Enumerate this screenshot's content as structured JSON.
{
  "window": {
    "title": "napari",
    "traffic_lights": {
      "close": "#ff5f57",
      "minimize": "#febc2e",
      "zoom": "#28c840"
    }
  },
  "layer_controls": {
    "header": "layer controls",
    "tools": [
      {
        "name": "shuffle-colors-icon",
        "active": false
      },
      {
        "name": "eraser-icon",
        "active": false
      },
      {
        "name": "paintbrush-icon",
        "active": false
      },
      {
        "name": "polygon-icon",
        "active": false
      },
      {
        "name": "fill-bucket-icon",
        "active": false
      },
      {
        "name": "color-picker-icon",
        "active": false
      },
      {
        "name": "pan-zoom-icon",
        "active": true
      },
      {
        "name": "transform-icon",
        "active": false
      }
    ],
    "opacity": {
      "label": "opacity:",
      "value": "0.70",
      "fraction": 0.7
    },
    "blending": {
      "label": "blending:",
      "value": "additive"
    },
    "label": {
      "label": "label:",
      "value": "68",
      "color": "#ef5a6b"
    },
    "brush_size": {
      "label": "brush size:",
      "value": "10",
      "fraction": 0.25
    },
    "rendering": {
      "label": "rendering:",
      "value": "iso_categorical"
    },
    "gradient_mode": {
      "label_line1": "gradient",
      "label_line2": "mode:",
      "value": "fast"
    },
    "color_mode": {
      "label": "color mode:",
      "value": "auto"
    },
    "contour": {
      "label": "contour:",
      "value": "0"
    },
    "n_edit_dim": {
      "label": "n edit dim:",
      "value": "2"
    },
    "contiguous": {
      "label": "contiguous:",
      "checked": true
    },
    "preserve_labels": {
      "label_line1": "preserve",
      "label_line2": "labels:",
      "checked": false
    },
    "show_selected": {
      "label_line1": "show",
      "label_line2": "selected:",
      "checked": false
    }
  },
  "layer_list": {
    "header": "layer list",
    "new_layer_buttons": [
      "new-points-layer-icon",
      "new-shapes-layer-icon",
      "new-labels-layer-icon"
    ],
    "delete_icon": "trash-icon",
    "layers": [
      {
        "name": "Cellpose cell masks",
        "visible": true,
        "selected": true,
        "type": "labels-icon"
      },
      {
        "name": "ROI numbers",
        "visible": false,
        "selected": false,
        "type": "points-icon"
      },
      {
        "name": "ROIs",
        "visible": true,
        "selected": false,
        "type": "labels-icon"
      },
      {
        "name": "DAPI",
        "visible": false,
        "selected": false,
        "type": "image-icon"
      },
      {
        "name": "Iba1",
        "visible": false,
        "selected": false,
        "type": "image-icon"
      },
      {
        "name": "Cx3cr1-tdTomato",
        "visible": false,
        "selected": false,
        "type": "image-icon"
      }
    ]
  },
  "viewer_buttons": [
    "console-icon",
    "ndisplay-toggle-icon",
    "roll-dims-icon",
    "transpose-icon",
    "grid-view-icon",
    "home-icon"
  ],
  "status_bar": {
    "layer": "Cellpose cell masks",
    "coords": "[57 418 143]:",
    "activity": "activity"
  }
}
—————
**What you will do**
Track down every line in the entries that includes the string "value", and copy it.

**Solution**
      "value": "0.70",
      "value": "additive"
      "value": "68",
      "value": "10",
      "value": "iso_categorical"
      "value": "fast"
      "value": "auto"
      "value": "0"
      "value": "2"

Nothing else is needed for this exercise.